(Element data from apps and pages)
####
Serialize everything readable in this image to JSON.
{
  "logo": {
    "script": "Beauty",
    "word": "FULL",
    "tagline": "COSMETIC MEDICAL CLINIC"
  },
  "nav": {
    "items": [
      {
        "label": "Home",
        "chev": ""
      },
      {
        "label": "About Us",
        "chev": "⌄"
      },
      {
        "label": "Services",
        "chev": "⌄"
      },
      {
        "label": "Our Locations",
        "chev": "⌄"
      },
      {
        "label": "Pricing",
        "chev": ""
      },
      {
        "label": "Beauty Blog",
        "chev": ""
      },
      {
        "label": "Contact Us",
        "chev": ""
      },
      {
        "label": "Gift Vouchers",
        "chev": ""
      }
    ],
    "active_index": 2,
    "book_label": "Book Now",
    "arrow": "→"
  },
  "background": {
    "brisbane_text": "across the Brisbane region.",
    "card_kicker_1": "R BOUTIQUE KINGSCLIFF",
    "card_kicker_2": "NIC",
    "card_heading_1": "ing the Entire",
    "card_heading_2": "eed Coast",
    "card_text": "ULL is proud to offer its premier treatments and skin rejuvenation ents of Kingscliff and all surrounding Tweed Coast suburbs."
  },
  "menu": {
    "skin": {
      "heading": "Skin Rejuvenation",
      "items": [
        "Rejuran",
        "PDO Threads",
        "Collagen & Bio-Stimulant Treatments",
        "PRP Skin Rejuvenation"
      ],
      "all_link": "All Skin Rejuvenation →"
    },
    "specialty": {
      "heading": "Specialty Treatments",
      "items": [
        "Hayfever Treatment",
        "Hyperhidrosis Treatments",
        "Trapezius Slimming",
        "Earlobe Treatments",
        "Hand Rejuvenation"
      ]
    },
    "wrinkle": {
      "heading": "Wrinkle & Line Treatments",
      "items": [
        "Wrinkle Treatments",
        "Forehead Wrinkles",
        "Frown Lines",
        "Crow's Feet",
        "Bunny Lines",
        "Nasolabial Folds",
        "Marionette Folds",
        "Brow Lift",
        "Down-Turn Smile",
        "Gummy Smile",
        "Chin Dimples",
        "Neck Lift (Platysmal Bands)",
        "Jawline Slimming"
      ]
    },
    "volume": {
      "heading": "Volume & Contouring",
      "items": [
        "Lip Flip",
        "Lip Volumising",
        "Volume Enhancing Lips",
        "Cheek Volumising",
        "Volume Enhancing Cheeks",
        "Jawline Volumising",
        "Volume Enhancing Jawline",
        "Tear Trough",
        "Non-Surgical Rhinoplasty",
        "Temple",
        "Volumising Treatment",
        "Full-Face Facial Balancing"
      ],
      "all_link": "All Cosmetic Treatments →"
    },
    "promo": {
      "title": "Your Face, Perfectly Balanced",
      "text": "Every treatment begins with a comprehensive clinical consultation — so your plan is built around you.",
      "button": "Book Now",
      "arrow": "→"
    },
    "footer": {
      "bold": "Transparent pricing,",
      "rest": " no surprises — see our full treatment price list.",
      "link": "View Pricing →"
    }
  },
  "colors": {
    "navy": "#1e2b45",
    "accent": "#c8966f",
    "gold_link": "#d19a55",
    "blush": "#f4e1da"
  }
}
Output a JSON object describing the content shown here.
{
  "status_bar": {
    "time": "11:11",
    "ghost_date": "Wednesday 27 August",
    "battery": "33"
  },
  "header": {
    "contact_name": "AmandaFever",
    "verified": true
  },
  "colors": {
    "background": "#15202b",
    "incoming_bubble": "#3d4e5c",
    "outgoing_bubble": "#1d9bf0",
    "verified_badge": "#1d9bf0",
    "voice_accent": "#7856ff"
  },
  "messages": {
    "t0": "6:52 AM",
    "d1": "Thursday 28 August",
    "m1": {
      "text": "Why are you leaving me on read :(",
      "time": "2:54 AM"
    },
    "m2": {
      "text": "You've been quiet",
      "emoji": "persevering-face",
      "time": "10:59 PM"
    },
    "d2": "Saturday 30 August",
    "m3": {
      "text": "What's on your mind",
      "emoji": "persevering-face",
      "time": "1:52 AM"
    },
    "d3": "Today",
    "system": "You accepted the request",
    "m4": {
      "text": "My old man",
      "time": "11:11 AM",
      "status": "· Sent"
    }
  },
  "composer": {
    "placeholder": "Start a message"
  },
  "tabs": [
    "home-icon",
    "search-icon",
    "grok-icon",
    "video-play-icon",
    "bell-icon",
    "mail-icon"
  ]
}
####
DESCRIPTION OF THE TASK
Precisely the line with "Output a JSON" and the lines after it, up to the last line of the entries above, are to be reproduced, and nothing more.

YOUR RESPONSE
Output a JSON object describing the content shown here.
{
  "status_bar": {
    "time": "11:11",
    "ghost_date": "Wednesday 27 August",
    "battery": "33"
  },
  "header": {
    "contact_name": "AmandaFever",
    "verified": true
  },
  "colors": {
    "background": "#15202b",
    "incoming_bubble": "#3d4e5c",
    "outgoing_bubble": "#1d9bf0",
    "verified_badge": "#1d9bf0",
    "voice_accent": "#7856ff"
  },
  "messages": {
    "t0": "6:52 AM",
    "d1": "Thursday 28 August",
    "m1": {
      "text": "Why are you leaving me on read :(",
      "time": "2:54 AM"
    },
    "m2": {
      "text": "You've been quiet",
      "emoji": "persevering-face",
      "time": "10:59 PM"
    },
    "d2": "Saturday 30 August",
    "m3": {
      "text": "What's on your mind",
      "emoji": "persevering-face",
      "time": "1:52 AM"
    },
    "d3": "Today",
    "system": "You accepted the request",
    "m4": {
      "text": "My old man",
      "time": "11:11 AM",
      "status": "· Sent"
    }
  },
  "composer": {
    "placeholder": "Start a message"
  },
  "tabs": [
    "home-icon",
    "search-icon",
    "grok-icon",
    "video-play-icon",
    "bell-icon",
    "mail-icon"
  ]
}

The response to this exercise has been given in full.